• [Your instructions]:
Give every line below again, exactly as it appears.

• [Listed records]:
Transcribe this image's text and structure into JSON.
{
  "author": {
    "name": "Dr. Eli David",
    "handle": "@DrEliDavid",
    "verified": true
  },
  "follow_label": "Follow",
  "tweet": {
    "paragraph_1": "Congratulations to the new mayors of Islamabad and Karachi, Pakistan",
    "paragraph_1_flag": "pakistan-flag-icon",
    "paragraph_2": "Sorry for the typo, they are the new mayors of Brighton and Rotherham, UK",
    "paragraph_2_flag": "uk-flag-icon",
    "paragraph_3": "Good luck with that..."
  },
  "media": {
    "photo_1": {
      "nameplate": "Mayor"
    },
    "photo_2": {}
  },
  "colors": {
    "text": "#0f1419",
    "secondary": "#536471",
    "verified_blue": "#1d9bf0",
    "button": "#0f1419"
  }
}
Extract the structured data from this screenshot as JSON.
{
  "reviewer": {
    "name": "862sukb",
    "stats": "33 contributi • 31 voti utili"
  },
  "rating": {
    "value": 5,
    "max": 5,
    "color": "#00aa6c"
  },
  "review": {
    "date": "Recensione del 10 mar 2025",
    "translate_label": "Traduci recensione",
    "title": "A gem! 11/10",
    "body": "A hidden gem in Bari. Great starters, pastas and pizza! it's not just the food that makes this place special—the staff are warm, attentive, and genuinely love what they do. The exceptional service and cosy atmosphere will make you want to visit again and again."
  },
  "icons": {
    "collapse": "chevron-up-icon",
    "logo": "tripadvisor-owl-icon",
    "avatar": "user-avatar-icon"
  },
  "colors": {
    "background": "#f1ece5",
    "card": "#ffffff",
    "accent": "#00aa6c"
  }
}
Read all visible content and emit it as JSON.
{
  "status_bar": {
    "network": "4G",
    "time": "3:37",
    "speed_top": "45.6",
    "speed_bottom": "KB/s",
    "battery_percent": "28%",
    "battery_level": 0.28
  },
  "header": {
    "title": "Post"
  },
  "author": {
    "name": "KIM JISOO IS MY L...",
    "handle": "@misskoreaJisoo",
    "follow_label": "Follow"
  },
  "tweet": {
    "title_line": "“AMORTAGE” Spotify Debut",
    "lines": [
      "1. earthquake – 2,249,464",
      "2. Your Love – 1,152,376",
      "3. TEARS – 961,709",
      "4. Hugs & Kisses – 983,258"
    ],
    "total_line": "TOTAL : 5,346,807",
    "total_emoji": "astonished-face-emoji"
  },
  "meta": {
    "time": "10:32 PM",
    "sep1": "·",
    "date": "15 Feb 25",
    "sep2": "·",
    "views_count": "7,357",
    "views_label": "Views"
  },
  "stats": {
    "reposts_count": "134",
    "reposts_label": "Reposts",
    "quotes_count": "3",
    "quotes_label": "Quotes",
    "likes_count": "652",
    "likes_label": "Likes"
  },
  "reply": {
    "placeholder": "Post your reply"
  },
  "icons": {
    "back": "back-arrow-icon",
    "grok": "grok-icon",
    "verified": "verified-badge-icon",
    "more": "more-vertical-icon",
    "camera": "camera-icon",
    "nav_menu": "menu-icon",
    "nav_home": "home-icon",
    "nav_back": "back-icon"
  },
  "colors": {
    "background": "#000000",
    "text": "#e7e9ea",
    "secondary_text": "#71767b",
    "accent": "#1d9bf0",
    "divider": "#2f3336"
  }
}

• [Task response]:
Transcribe this image's text and structure into JSON.
{
  "author": {
    "name": "Dr. Eli David",
    "handle": "@DrEliDavid",
    "verified": true
  },
  "follow_label": "Follow",
  "tweet": {
    "paragraph_1": "Congratulations to the new mayors of Islamabad and Karachi, Pakistan",
    "paragraph_1_flag": "pakistan-flag-icon",
    "paragraph_2": "Sorry for the typo, they are the new mayors of Brighton and Rotherham, UK",
    "paragraph_2_flag": "uk-flag-icon",
    "paragraph_3": "Good luck with that..."
  },
  "media": {
    "photo_1": {
      "nameplate": "Mayor"
    },
    "photo_2": {}
  },
  "colors": {
    "text": "#0f1419",
    "secondary": "#536471",
    "verified_blue": "#1d9bf0",
    "button": "#0f1419"
  }
}
Extract the structured data from this screenshot as JSON.
{
  "reviewer": {
    "name": "862sukb",
    "stats": "33 contributi • 31 voti utili"
  },
  "rating": {
    "value": 5,
    "max": 5,
    "color": "#00aa6c"
  },
  "review": {
    "date": "Recensione del 10 mar 2025",
    "translate_label": "Traduci recensione",
    "title": "A gem! 11/10",
    "body": "A hidden gem in Bari. Great starters, pastas and pizza! it's not just the food that makes this place special—the staff are warm, attentive, and genuinely love what they do. The exceptional service and cosy atmosphere will make you want to visit again and again."
  },
  "icons": {
    "collapse": "chevron-up-icon",
    "logo": "tripadvisor-owl-icon",
    "avatar": "user-avatar-icon"
  },
  "colors": {
    "background": "#f1ece5",
    "card": "#ffffff",
    "accent": "#00aa6c"
  }
}
Read all visible content and emit it as JSON.
{
  "status_bar": {
    "network": "4G",
    "time": "3:37",
    "speed_top": "45.6",
    "speed_bottom": "KB/s",
    "battery_percent": "28%",
    "battery_level": 0.28
  },
  "header": {
    "title": "Post"
  },
  "author": {
    "name": "KIM JISOO IS MY L...",
    "handle": "@misskoreaJisoo",
    "follow_label": "Follow"
  },
  "tweet": {
    "title_line": "“AMORTAGE” Spotify Debut",
    "lines": [
      "1. earthquake – 2,249,464",
      "2. Your Love – 1,152,376",
      "3. TEARS – 961,709",
      "4. Hugs & Kisses – 983,258"
    ],
    "total_line": "TOTAL : 5,346,807",
    "total_emoji": "astonished-face-emoji"
  },
  "meta": {
    "time": "10:32 PM",
    "sep1": "·",
    "date": "15 Feb 25",
    "sep2": "·",
    "views_count": "7,357",
    "views_label": "Views"
  },
  "stats": {
    "reposts_count": "134",
    "reposts_label": "Reposts",
    "quotes_count": "3",
    "quotes_label": "Quotes",
    "likes_count": "652",
    "likes_label": "Likes"
  },
  "reply": {
    "placeholder": "Post your reply"
  },
  "icons": {
    "back": "back-arrow-icon",
    "grok": "grok-icon",
    "verified": "verified-badge-icon",
    "more": "more-vertical-icon",
    "camera": "camera-icon",
    "nav_menu": "menu-icon",
    "nav_home": "home-icon",
    "nav_back": "back-icon"
  },
  "colors": {
    "background": "#000000",
    "text": "#e7e9ea",
    "secondary_text": "#71767b",
    "accent": "#1d9bf0",
    "divider": "#2f3336"
  }
}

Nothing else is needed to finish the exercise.